● **EXERCISE DESCRIPTION**: If a line below contains the string "kind", return that line.

● **Items from an interface collection**:
----
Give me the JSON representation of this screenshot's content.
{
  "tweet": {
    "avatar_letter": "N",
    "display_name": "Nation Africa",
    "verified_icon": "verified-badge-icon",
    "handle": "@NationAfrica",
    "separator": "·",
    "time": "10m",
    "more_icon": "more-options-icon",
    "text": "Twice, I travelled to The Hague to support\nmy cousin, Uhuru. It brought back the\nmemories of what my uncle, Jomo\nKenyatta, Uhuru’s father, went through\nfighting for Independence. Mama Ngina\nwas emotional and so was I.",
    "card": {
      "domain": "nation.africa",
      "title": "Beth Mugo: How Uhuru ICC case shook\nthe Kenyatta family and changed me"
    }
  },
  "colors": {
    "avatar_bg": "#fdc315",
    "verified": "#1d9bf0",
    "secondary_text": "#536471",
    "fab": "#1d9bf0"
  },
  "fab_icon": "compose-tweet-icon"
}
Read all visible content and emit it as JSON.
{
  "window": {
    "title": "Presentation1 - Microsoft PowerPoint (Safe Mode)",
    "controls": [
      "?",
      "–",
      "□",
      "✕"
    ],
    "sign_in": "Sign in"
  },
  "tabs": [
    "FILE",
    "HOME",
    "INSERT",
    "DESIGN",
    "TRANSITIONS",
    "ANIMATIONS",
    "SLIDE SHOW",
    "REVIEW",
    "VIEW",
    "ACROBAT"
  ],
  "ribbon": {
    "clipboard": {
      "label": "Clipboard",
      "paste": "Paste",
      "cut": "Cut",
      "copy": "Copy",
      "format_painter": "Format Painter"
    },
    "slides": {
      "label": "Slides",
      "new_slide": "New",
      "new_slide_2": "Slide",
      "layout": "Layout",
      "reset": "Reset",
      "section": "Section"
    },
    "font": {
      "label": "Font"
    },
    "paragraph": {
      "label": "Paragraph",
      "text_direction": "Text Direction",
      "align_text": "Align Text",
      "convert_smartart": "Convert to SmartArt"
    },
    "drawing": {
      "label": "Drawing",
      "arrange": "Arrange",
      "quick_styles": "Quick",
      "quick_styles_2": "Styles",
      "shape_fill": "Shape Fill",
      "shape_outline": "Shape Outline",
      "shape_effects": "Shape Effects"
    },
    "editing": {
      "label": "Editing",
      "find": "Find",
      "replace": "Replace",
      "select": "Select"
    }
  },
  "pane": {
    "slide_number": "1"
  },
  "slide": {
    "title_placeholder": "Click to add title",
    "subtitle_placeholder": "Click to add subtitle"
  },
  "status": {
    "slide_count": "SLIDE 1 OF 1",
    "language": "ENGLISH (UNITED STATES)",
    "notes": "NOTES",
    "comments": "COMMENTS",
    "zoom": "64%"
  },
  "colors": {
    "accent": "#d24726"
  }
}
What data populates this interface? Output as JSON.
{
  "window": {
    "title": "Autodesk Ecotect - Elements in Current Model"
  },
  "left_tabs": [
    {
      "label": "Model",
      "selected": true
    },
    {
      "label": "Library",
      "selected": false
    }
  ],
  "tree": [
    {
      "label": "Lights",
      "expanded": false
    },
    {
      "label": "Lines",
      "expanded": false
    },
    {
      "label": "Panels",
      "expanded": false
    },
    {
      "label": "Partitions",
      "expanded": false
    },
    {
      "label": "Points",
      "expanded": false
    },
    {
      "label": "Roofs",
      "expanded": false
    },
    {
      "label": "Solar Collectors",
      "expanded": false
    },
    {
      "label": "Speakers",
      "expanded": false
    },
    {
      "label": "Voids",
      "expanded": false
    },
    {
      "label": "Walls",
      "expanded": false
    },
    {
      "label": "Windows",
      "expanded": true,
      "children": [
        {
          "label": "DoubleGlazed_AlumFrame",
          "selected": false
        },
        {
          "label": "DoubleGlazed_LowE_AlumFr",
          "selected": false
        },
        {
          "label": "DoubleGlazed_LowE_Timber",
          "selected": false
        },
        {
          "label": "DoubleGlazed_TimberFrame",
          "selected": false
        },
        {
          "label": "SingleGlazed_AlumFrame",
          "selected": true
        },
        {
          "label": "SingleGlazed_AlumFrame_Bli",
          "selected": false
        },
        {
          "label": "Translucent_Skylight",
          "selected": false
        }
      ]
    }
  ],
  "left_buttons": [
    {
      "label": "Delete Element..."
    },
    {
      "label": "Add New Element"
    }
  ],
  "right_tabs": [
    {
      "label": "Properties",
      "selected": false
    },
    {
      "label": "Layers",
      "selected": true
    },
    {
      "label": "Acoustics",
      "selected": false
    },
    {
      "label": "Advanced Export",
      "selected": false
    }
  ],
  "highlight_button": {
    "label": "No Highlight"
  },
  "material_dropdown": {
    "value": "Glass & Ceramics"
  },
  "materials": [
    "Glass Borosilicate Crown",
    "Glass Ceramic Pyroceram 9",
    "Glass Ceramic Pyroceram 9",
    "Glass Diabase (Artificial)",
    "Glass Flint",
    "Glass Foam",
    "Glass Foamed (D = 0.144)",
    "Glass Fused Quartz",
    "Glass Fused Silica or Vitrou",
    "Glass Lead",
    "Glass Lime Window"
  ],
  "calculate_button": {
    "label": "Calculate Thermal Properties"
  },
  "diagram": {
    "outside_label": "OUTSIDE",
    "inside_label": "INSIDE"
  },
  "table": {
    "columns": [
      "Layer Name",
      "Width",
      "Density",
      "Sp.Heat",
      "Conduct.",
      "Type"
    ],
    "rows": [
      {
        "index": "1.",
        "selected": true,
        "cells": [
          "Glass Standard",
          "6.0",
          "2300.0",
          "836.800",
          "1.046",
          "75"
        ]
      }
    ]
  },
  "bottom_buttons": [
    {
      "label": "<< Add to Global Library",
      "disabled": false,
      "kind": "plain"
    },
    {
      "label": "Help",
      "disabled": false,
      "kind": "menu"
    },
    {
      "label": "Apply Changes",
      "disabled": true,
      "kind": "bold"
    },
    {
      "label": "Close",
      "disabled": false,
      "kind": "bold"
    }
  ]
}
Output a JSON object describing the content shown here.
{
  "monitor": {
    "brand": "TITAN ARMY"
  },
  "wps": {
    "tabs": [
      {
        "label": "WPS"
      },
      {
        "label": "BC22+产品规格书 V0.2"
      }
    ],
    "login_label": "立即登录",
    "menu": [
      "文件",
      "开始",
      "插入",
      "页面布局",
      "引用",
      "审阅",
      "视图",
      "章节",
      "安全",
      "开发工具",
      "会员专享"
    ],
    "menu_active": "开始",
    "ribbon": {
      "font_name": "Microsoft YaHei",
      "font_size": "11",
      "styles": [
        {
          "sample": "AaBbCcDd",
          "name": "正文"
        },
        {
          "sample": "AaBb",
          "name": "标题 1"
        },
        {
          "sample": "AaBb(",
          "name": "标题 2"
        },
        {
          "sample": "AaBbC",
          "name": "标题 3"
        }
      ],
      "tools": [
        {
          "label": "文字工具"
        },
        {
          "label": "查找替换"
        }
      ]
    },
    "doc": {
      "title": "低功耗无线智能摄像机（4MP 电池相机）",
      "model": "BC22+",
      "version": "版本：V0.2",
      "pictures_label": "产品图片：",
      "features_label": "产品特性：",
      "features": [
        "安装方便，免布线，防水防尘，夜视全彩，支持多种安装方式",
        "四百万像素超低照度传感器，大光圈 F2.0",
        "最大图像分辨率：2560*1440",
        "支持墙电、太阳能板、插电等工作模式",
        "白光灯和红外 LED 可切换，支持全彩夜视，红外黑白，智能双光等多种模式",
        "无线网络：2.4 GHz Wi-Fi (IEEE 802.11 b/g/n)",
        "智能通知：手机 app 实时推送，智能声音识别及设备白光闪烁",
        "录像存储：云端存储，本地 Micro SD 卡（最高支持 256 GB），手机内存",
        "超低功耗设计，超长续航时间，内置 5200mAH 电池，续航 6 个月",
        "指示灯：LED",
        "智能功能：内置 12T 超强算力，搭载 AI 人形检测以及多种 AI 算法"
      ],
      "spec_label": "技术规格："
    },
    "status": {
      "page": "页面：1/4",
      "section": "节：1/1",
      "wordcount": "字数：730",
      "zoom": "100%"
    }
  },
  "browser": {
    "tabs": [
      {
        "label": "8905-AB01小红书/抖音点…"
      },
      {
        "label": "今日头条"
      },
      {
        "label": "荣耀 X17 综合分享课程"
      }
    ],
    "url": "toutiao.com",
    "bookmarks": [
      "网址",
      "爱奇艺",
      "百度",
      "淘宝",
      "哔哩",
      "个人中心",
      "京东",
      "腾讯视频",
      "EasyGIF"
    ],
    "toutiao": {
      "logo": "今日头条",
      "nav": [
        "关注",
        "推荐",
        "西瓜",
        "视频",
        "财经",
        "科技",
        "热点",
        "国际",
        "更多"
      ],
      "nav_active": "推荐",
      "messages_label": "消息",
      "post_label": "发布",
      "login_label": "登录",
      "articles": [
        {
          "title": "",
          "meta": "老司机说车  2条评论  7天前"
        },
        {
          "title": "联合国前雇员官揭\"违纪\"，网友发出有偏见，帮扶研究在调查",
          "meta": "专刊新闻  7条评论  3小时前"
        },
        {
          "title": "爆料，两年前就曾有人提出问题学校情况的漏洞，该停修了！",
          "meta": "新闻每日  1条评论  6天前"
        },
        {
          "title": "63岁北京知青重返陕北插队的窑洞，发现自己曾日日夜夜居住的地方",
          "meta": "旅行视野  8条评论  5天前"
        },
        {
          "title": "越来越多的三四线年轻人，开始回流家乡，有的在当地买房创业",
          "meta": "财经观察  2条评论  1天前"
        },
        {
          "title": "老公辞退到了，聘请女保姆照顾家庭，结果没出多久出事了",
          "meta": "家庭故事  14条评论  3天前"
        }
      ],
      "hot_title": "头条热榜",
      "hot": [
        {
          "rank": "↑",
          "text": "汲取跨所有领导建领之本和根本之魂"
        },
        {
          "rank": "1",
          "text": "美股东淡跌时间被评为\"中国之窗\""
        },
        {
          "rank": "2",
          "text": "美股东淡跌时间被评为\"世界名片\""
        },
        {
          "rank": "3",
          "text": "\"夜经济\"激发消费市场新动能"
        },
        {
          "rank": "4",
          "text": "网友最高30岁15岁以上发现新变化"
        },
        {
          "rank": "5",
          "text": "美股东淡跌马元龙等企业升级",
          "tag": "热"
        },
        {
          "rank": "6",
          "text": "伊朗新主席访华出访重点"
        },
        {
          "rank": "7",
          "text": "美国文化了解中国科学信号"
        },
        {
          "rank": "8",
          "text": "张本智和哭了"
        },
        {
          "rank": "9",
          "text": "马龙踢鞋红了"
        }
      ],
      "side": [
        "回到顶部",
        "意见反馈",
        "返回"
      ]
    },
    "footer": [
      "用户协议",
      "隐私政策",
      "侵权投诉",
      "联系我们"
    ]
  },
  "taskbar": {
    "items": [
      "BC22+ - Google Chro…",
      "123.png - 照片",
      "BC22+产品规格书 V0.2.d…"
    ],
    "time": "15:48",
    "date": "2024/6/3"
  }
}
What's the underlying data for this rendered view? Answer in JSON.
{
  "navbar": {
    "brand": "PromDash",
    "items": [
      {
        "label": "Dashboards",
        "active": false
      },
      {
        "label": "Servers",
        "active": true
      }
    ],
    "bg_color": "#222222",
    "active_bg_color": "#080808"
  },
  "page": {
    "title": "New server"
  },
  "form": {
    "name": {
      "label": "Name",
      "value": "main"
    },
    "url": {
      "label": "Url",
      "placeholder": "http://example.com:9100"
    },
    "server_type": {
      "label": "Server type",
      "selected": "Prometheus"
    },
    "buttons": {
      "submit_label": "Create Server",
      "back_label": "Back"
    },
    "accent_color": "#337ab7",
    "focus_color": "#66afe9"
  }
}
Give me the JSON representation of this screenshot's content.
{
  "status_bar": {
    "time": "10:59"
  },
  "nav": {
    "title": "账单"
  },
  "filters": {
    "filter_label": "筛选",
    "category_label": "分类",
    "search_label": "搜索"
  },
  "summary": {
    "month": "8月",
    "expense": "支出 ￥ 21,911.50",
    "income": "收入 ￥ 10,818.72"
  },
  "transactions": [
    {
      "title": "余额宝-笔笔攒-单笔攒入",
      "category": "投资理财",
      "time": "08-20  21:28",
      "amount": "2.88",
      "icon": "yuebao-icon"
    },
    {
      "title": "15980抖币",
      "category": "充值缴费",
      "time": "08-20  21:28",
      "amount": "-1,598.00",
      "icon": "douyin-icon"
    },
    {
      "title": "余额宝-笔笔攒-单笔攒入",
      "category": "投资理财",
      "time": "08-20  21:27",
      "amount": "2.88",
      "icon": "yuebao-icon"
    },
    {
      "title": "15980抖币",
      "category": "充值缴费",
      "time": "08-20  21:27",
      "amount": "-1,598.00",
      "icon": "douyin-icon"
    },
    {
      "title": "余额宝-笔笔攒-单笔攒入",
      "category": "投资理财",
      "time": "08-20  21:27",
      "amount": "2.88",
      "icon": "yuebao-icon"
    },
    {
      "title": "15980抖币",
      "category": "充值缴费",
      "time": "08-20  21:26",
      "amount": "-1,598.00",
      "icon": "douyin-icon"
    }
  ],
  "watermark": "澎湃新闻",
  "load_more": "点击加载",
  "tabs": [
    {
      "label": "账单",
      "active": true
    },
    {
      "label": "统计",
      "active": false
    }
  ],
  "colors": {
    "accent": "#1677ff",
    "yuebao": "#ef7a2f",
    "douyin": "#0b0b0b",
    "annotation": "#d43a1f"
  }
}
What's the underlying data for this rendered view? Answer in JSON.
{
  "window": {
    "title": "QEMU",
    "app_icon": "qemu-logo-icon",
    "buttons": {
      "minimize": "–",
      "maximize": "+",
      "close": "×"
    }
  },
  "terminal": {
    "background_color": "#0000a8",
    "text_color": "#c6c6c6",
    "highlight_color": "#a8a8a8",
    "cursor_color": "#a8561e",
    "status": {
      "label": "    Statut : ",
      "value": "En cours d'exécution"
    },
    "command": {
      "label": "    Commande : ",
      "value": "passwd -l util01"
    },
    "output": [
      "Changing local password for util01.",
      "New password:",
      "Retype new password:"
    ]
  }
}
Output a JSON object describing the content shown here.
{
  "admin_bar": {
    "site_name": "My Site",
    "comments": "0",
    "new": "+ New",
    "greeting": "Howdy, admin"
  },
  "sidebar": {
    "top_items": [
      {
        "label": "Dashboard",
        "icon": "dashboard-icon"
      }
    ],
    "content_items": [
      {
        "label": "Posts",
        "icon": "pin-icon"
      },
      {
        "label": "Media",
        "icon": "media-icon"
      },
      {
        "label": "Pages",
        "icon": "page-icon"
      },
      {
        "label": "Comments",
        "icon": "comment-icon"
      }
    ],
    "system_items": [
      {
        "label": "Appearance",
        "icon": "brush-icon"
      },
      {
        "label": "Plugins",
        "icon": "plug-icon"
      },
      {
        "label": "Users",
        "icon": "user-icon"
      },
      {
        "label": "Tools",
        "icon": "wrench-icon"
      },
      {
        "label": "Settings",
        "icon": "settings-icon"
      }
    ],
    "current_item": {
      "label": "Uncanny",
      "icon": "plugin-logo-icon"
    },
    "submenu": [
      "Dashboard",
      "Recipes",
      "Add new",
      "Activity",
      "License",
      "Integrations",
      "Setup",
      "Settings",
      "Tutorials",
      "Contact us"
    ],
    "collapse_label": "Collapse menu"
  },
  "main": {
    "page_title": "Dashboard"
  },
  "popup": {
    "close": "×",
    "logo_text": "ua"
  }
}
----
● **COMPLETED EXERCISE**:
      "kind": "plain"
      "kind": "menu"
      "kind": "bold"
      "kind": "bold"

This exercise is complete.